Wisconsin's higher admissions standards, which make it more difficult for the team to attract fringe high school prospects and junior-college transfers, have exacerbated recruiting challenges. Former Wisconsin coach Gary Andersen was 19-7 in his two seasons (2013-14). But he broadened his recruiting efforts to previously uncharted areas of the country and grew increasingly frustrated when junior-college prospects couldn't gain admission to the school. Ultimately, Andersen admitted in interviews that those issues caused him to leave Wisconsin for Oregon State.
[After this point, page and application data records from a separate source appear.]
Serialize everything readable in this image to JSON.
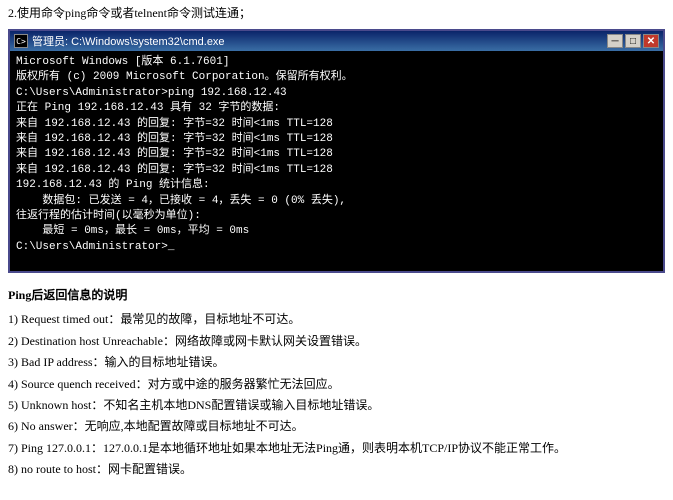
{
  "top_instruction": "2.使用命令ping命令或者telnent命令测试连通；",
  "cmd_window": {
    "title": "管理员: C:\\Windows\\system32\\cmd.exe",
    "icon_char": "C>",
    "btn_min": "0",
    "btn_max": "1",
    "btn_close": "r",
    "lines": [
      {
        "text": "Microsoft Windows [版本 6.1.7601]",
        "style": "white"
      },
      {
        "text": "版权所有 (c) 2009 Microsoft Corporation。保留所有权利。",
        "style": "white"
      },
      {
        "text": "",
        "style": "gray"
      },
      {
        "text": "C:\\Users\\Administrator>ping 192.168.12.43",
        "style": "white"
      },
      {
        "text": "",
        "style": "gray"
      },
      {
        "text": "正在 Ping 192.168.12.43 具有 32 字节的数据:",
        "style": "white"
      },
      {
        "text": "来自 192.168.12.43 的回复: 字节=32 时间<1ms TTL=128",
        "style": "white"
      },
      {
        "text": "来自 192.168.12.43 的回复: 字节=32 时间<1ms TTL=128",
        "style": "white"
      },
      {
        "text": "来自 192.168.12.43 的回复: 字节=32 时间<1ms TTL=128",
        "style": "white"
      },
      {
        "text": "来自 192.168.12.43 的回复: 字节=32 时间<1ms TTL=128",
        "style": "white"
      },
      {
        "text": "",
        "style": "gray"
      },
      {
        "text": "192.168.12.43 的 Ping 统计信息:",
        "style": "white"
      },
      {
        "text": "    数据包: 已发送 = 4，已接收 = 4，丢失 = 0 (0% 丢失),",
        "style": "white"
      },
      {
        "text": "往返行程的估计时间(以毫秒为单位):",
        "style": "white"
      },
      {
        "text": "    最短 = 0ms，最长 = 0ms，平均 = 0ms",
        "style": "white"
      },
      {
        "text": "",
        "style": "gray"
      },
      {
        "text": "C:\\Users\\Administrator>_",
        "style": "white"
      }
    ]
  },
  "ping_section": {
    "title": "Ping后返回信息的说明",
    "items": [
      {
        "number": "1)",
        "label": "Request timed out",
        "desc": "：最常见的故障，目标地址不可达。"
      },
      {
        "number": "2)",
        "label": "Destination host Unreachable",
        "desc": "：网络故障或网卡默认网关设置错误。"
      },
      {
        "number": "3)",
        "label": "Bad IP address",
        "desc": "：输入的目标地址错误。"
      },
      {
        "number": "4)",
        "label": "Source quench received",
        "desc": "：对方或中途的服务器繁忙无法回应。"
      },
      {
        "number": "5)",
        "label": "Unknown host",
        "desc": "：不知名主机本地DNS配置错误或输入目标地址错误。"
      },
      {
        "number": "6)",
        "label": "No answer",
        "desc": "：无响应,本地配置故障或目标地址不可达。"
      },
      {
        "number": "7)",
        "label": "Ping 127.0.0.1",
        "desc": "：127.0.0.1是本地循环地址如果本地址无法Ping通，则表明本机TCP/IP协议不能正常工作。"
      },
      {
        "number": "8)",
        "label": "no route to host",
        "desc": "：网卡配置错误。"
      }
    ]
  }
}
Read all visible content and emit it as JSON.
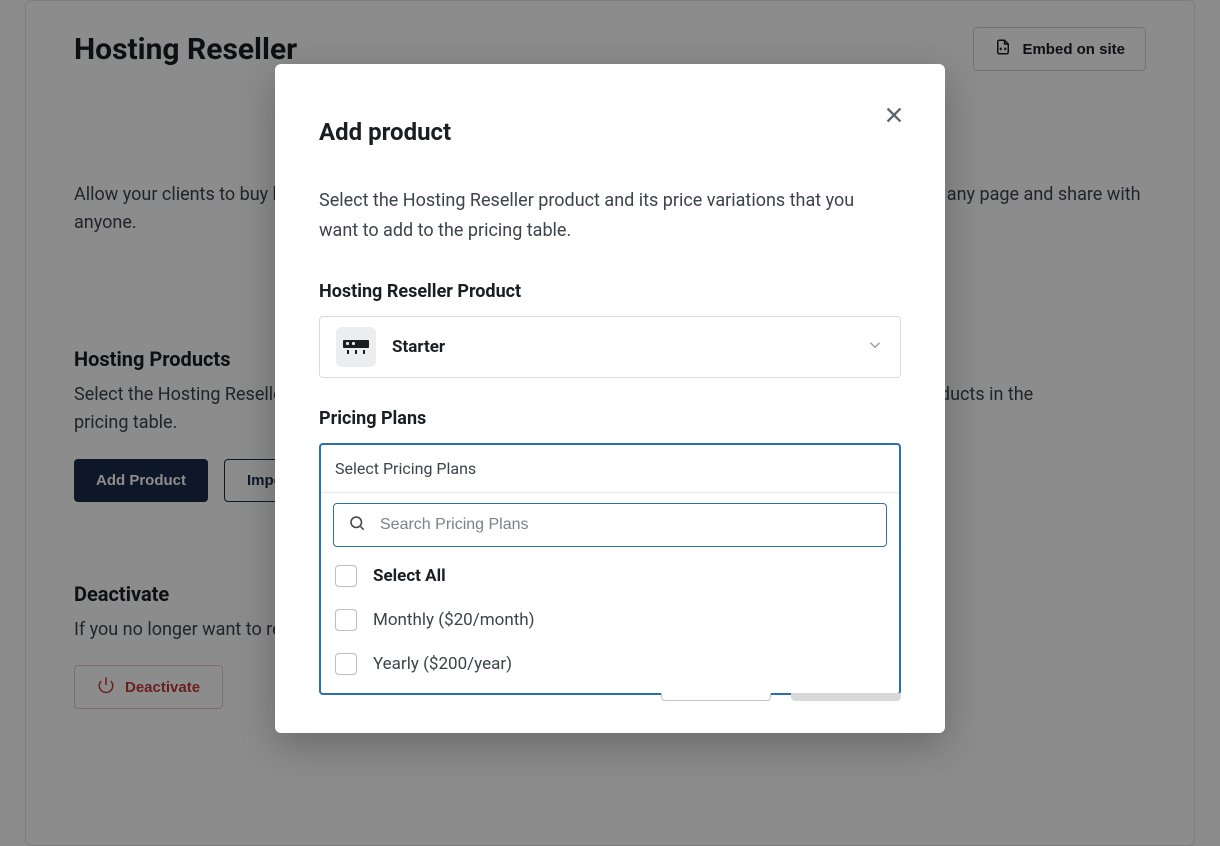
{
  "page": {
    "title": "Hosting Reseller",
    "embed_label": "Embed on site",
    "lead": "Allow your clients to buy hosting products from you by setting up a clean pricing table that you can embed on any page and share with anyone."
  },
  "products_section": {
    "heading": "Hosting Products",
    "desc": "Select the Hosting Reseller products you want to add and set their prices. Add new or update the existing products in the pricing table.",
    "add_label": "Add Product",
    "import_label": "Import"
  },
  "deactivate_section": {
    "heading": "Deactivate",
    "desc": "If you no longer want to resell hosting, deactivate the reseller module.",
    "button_label": "Deactivate"
  },
  "modal": {
    "title": "Add product",
    "desc": "Select the Hosting Reseller product and its price variations that you want to add to the pricing table.",
    "product_label": "Hosting Reseller Product",
    "selected_product": "Starter",
    "pricing_label": "Pricing Plans",
    "dropdown": {
      "placeholder_header": "Select Pricing Plans",
      "search_placeholder": "Search Pricing Plans",
      "select_all_label": "Select All",
      "options": [
        {
          "label": "Monthly ($20/month)"
        },
        {
          "label": "Yearly ($200/year)"
        }
      ]
    }
  }
}
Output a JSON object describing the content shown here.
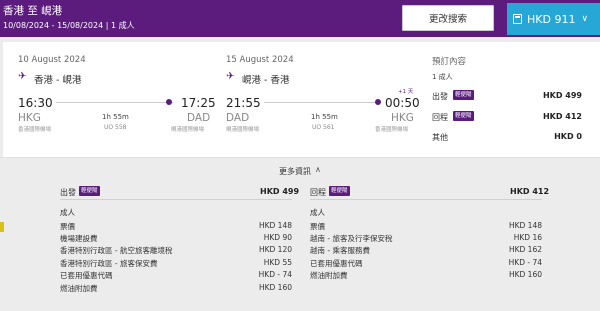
{
  "header": {
    "route": "香港 至 峴港",
    "subtitle": "10/08/2024 - 15/08/2024 | 1 成人",
    "change_button": "更改搜索",
    "total_label": "HKD 911",
    "total_chevron": "∨"
  },
  "outbound": {
    "date": "10 August 2024",
    "route": "香港 - 峴港",
    "dep_time": "16:30",
    "arr_time": "17:25",
    "dep_code": "HKG",
    "arr_code": "DAD",
    "dep_airport": "香港國際機場",
    "arr_airport": "峴港國際機場",
    "duration": "1h 55m",
    "flight": "UO 558"
  },
  "inbound": {
    "date": "15 August 2024",
    "route": "峴港 - 香港",
    "dep_time": "21:55",
    "arr_time": "00:50",
    "day_offset": "+1 天",
    "dep_code": "DAD",
    "arr_code": "HKG",
    "dep_airport": "峴港國際機場",
    "arr_airport": "香港國際機場",
    "duration": "1h 55m",
    "flight": "UO 561"
  },
  "summary": {
    "title": "預訂內容",
    "pax": "1 成人",
    "outbound_label": "出發",
    "outbound_fare": "輕便陽",
    "outbound_amount": "HKD 499",
    "inbound_label": "回程",
    "inbound_fare": "輕便陽",
    "inbound_amount": "HKD 412",
    "other_label": "其他",
    "other_amount": "HKD 0"
  },
  "more_info": {
    "label": "更多資訊",
    "chevron": "∧"
  },
  "detail_out": {
    "label": "出發",
    "fare": "輕便陽",
    "amount": "HKD 499",
    "pax": "成人",
    "rows": [
      {
        "label": "票價",
        "amount": "HKD 148"
      },
      {
        "label": "機場建設費",
        "amount": "HKD 90"
      },
      {
        "label": "香港特別行政區 - 航空旅客離境稅",
        "amount": "HKD 120"
      },
      {
        "label": "香港特別行政區 - 旅客保安費",
        "amount": "HKD 55"
      },
      {
        "label": "已套用優惠代碼",
        "amount": "HKD - 74"
      },
      {
        "label": "燃油附加費",
        "amount": "HKD 160"
      }
    ]
  },
  "detail_in": {
    "label": "回程",
    "fare": "輕便陽",
    "amount": "HKD 412",
    "pax": "成人",
    "rows": [
      {
        "label": "票價",
        "amount": "HKD 148"
      },
      {
        "label": "越南 - 旅客及行李保安稅",
        "amount": "HKD 16"
      },
      {
        "label": "越南 - 乘客服務費",
        "amount": "HKD 162"
      },
      {
        "label": "已套用優惠代碼",
        "amount": "HKD - 74"
      },
      {
        "label": "燃油附加費",
        "amount": "HKD 160"
      }
    ]
  },
  "colors": {
    "brand": "#5b1c7d",
    "accent": "#27a7d6"
  }
}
"Gary had a hard time with the system that we have, and Gary was trying to change it, and when he left, he told me he couldn't do it," Alvarez said. "He couldn't do what I wanted him to do. I thought things were slipping. I thought our in-state recruiting had slipped. High school coaches were telling me. They were upset. They didn't think they were getting enough attention. You're leaving the state, we're bringing in guys that aren't as good as the kids in-state that are leaving or we're not recruiting. If you lose the in-state, the thing is going to fall apart."

Despite all those challenges, Wisconsin has excelled by understanding its disadvantages and utilizing the positives. There is a reason Wisconsin's pro-style, run-heavy offense and brute force of a defense has largely remained intact from Alvarez to Bielema and now Chryst.

"It doesn't take a rocket scientist to figure out you're not going to have all great weather games up there," Bielema said. "It also allows you to recruit a certain type of athlete."

Added Alvarez: "It'd be foolish for us to sit there with five wideouts and spread it around the field when we've got big guys. Our style of play is a physical style of play."

It is yet another part of a formula that, after all these years, continues to produce successful results on the field.